“In a contemporary, and often unacknowledged, rebooting of Freud, many psychologists have concluded from such findings that unconscious associations and attitudes hold powerful sway over our lives—and that conscious choice is largely superfluous. ‘It is not clear,’ the Baylor College neuroscientist David Eagleman writes, ‘how much the conscious you—as opposed to the genetic and neural you—gets to do any deciding at all.'”
“‘The neural changes that we found associated with physical sensation and movement systems suggest that reading a novel can transport you into the body of the protagonist,’ Berns says. ‘We already knew that good stories can put you in someone else’s shoes in a figurative sense. Now we’re seeing that something may also be happening biologically.’
The neural changes were not just immediate reactions, Berns says, since they persisted the morning after the readings, and for the five days after the participants completed the novel.”
“When the analysis was complete, Meaney saw an intriguing pattern. For the most part, the brains of suicide victims had similar receptor levels to those of people who had died in accidents. But in the samples from victims of childhood abuse, receptor levels were lower — just as with the rats. When he homed in on the cause of the difference, things got even more interesting. Meaney discovered that the gene for the receptor was covered by a chemical blanket that effectively silenced it — exactly the same silencing mechanism as seen in the rats that suffered poor maternal care.
The implication was significant: an abusive childhood might turn the volume down on this vital stress-response gene, leaving the abused vulnerable to stress, and perhaps suicidal impulses, later in life.”
“The word ‘hipster’ invariably crops up in discussions about American film-maker Jim Jarmusch, not least because he looks the part. He is tall, lean, often wears shades and has a famous shock of hair that started turning silvery grey in his teens; his basso drawl completes the uncanny resemblance to a certain Hollywood great, which inspired Jarmusch to found a jokey secret society, The Sons of Lee Marvin.”
“It is hard to care deeply about something without any personal knowledge of it. Walking this road can start as simply as purchasing a regional field guide and going for a lot of walks with it, photographing and recording what you find. It can be as fun as taking an identification and foraging course with knowledgeable locals who will teach you ethics and proper stewardship as well to make sure you don’t damage or destroy the natural resources you’re learning to identify and use. Go camping, go travelling, go exploring, go on adventures in your bioregion. Walk the trails, canoe the lakes, explore the beach, climb the trees…
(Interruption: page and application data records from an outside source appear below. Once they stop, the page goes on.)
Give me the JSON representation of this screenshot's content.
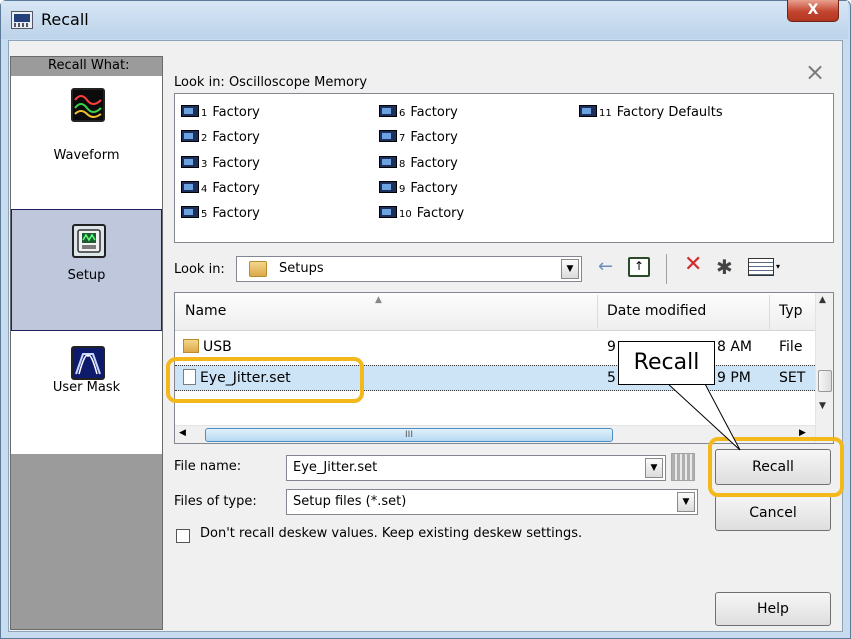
{
  "window": {
    "title": "Recall",
    "close_glyph": "X"
  },
  "left_panel": {
    "label": "Recall What:",
    "items": [
      {
        "label": "Waveform",
        "icon": "waveform-icon"
      },
      {
        "label": "Setup",
        "icon": "setup-icon",
        "selected": true
      },
      {
        "label": "User Mask",
        "icon": "user-mask-icon"
      }
    ]
  },
  "memory": {
    "lookin_label": "Look in: Oscilloscope Memory",
    "dismiss_glyph": "×",
    "items": [
      {
        "num": "1",
        "label": "Factory"
      },
      {
        "num": "2",
        "label": "Factory"
      },
      {
        "num": "3",
        "label": "Factory"
      },
      {
        "num": "4",
        "label": "Factory"
      },
      {
        "num": "5",
        "label": "Factory"
      },
      {
        "num": "6",
        "label": "Factory"
      },
      {
        "num": "7",
        "label": "Factory"
      },
      {
        "num": "8",
        "label": "Factory"
      },
      {
        "num": "9",
        "label": "Factory"
      },
      {
        "num": "10",
        "label": "Factory"
      },
      {
        "num": "11",
        "label": "Factory Defaults"
      }
    ]
  },
  "lookin": {
    "label": "Look in:",
    "value": "Setups",
    "arrow": "▼"
  },
  "toolbar": {
    "back_glyph": "←",
    "up_glyph": "↑",
    "delete_glyph": "✕",
    "new_folder_glyph": "✱",
    "view_arrow": "▾"
  },
  "file_list": {
    "columns": [
      "Name",
      "Date modified",
      "Typ"
    ],
    "sort_glyph": "▲",
    "rows": [
      {
        "name": "USB",
        "date": "9",
        "date_tail": "8 AM",
        "type": "File"
      },
      {
        "name": "Eye_Jitter.set",
        "date": "5",
        "date_tail": "9 PM",
        "type": "SET",
        "selected": true
      }
    ],
    "scroll_up": "▲",
    "scroll_down": "▼",
    "scroll_left": "◀",
    "scroll_right": "▶",
    "thumb_grip": "III"
  },
  "file_name": {
    "label": "File name:",
    "value": "Eye_Jitter.set",
    "arrow": "▼"
  },
  "file_type": {
    "label": "Files of type:",
    "value": "Setup files (*.set)",
    "arrow": "▼"
  },
  "deskew": {
    "label": "Don't recall deskew values. Keep existing deskew settings.",
    "checked": false
  },
  "buttons": {
    "recall": "Recall",
    "cancel": "Cancel",
    "help": "Help"
  },
  "callout": {
    "text": "Recall",
    "highlight_color": "#f2b81c"
  }
}
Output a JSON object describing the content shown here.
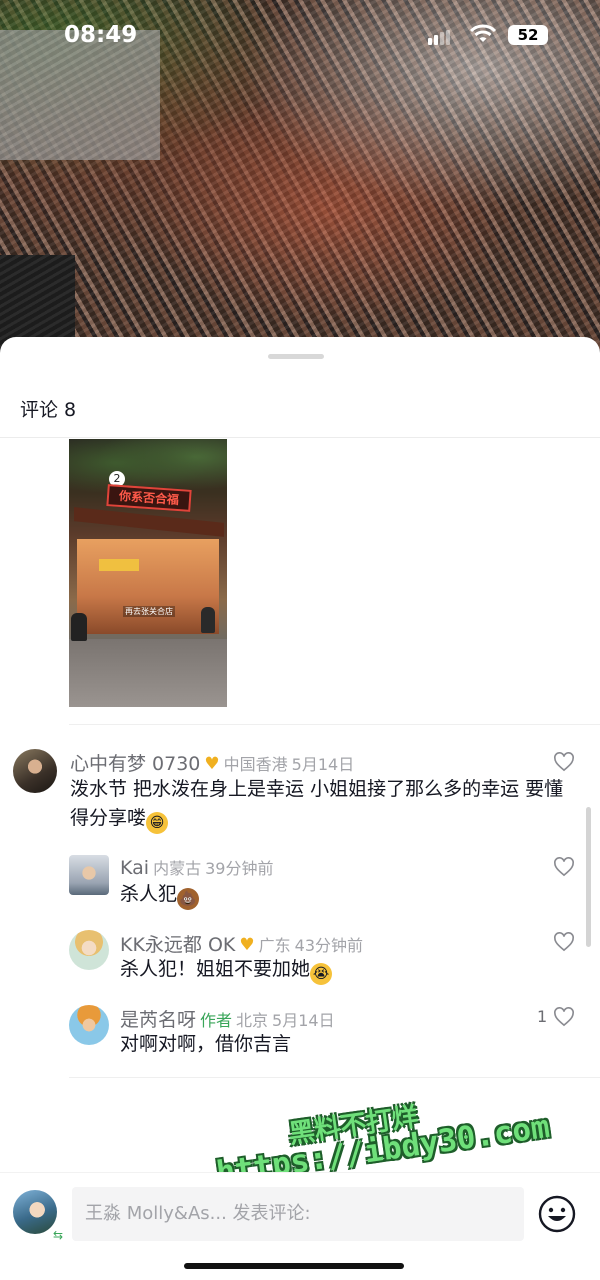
{
  "status_bar": {
    "time": "08:49",
    "battery": "52"
  },
  "comments_header": {
    "title": "评论 8"
  },
  "media": {
    "sign_text": "你系否合福",
    "sign_number": "2",
    "caption": "再去张关合店"
  },
  "comments": [
    {
      "name": "心中有梦 0730",
      "badge": "♥",
      "location": "中国香港",
      "time": "5月14日",
      "text": "泼水节  把水泼在身上是幸运 小姐姐接了那么多的幸运  要懂得分享喽",
      "emoji": "😁",
      "replies": [
        {
          "name": "Kai",
          "location": "内蒙古",
          "time": "39分钟前",
          "text": "杀人犯",
          "emoji": "💩"
        },
        {
          "name": "KK永远都 OK",
          "badge": "♥",
          "location": "广东",
          "time": "43分钟前",
          "text": "杀人犯！姐姐不要加她",
          "emoji": "😭"
        },
        {
          "name": "是芮名呀",
          "author_tag": "作者",
          "location": "北京",
          "time": "5月14日",
          "text": "对啊对啊，借你吉言",
          "likes": "1"
        }
      ]
    }
  ],
  "watermark": {
    "line1": "黑料不打烊",
    "line2": "https://ibdy30.com"
  },
  "composer": {
    "placeholder": "王淼 Molly&As... 发表评论:"
  },
  "colors": {
    "author": "#3aa65a",
    "badge": "#f0b020",
    "watermark": "#6fe07a"
  },
  "icons": [
    "signal-icon",
    "wifi-icon",
    "battery-icon",
    "heart-icon",
    "emoji-icon",
    "badge-icon"
  ]
}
When you’re surrounded by nature, sit still, watch and listen.”
Teju Cole, via tweet; from the thank-you-no-thank-you dept.
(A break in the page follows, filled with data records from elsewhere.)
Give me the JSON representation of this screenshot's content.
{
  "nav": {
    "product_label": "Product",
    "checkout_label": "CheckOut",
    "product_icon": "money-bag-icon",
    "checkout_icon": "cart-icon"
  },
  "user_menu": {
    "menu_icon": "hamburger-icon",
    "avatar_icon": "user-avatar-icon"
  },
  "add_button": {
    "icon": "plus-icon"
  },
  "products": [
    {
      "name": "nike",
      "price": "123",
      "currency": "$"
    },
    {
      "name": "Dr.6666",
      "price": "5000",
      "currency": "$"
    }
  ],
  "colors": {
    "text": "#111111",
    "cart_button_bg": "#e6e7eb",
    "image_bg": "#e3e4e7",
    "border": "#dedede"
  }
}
“You don’t decide to be a prophet. It happens to you, ruining your life, comforting distant people you’ve never met who may never thank you.”
Jenna Lilla, via tweet; from the i-roam-around-around-around dept.
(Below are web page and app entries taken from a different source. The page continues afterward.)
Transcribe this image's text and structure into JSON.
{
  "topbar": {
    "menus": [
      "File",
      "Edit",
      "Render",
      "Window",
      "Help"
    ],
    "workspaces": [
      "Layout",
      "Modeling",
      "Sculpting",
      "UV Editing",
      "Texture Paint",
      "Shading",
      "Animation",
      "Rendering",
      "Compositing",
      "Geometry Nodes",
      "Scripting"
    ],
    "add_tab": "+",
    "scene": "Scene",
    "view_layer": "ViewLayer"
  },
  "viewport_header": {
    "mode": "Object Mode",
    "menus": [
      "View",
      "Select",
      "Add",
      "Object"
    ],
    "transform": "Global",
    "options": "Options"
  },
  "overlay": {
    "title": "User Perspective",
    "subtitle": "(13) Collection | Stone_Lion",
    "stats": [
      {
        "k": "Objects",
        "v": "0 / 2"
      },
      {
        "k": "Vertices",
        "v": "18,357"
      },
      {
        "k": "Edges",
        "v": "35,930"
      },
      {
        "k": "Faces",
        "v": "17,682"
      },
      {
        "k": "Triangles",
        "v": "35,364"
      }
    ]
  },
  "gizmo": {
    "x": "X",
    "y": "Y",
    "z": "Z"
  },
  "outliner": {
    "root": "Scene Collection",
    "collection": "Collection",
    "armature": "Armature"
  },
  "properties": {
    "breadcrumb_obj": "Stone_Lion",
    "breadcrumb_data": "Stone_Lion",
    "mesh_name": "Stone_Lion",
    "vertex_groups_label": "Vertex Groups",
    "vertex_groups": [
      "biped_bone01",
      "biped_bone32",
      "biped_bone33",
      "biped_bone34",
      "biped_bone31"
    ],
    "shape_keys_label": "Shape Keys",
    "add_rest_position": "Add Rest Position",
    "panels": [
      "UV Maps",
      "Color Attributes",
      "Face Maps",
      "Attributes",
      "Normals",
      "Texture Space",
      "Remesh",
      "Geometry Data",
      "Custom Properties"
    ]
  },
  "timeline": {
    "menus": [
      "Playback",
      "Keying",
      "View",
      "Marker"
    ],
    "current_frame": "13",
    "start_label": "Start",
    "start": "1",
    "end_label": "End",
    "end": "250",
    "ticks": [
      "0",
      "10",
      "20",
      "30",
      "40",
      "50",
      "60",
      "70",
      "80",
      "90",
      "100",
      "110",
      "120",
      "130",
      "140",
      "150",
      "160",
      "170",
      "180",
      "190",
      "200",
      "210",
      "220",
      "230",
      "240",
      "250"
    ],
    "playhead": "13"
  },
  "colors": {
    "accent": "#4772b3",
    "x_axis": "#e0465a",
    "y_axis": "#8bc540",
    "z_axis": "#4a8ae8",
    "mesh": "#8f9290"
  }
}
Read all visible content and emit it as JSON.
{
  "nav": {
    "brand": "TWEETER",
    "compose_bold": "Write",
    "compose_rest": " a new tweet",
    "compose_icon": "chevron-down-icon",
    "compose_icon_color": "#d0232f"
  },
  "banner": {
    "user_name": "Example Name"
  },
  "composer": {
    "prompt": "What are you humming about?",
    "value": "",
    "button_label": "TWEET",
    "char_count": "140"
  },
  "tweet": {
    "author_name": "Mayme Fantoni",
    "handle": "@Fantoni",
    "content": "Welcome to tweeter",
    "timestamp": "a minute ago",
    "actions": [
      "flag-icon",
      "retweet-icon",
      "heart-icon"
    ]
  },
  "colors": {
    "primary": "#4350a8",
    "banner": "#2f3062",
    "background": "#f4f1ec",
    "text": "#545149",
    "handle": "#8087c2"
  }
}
“The heroes are usually wanderers … a symbol of longing, of the restless urge which never finds its object of nostalgia for the lost mother.”
“Academic prose is, ideally, impersonal, written by one disinterested mind for other equally disinterested minds. But, because it’s intended for a very small audience of hyper-knowledgable, mutually acquainted specialists, it’s actually among the most personal writing there is. If journalists sound friendly, that’s because they’re writing for strangers. With academics, it’s the reverse.”
“Nikki Jardin states ‘A spiritual pilgrimage is a physical journey toward a place of sacred or religious significance.’ This definition fits with how many Pagans, Wiccans, and Polytheists have come to revere Pagan conventions and festivals: As yearly spiritual pilgrimages for transcendent and communal enlightenment.”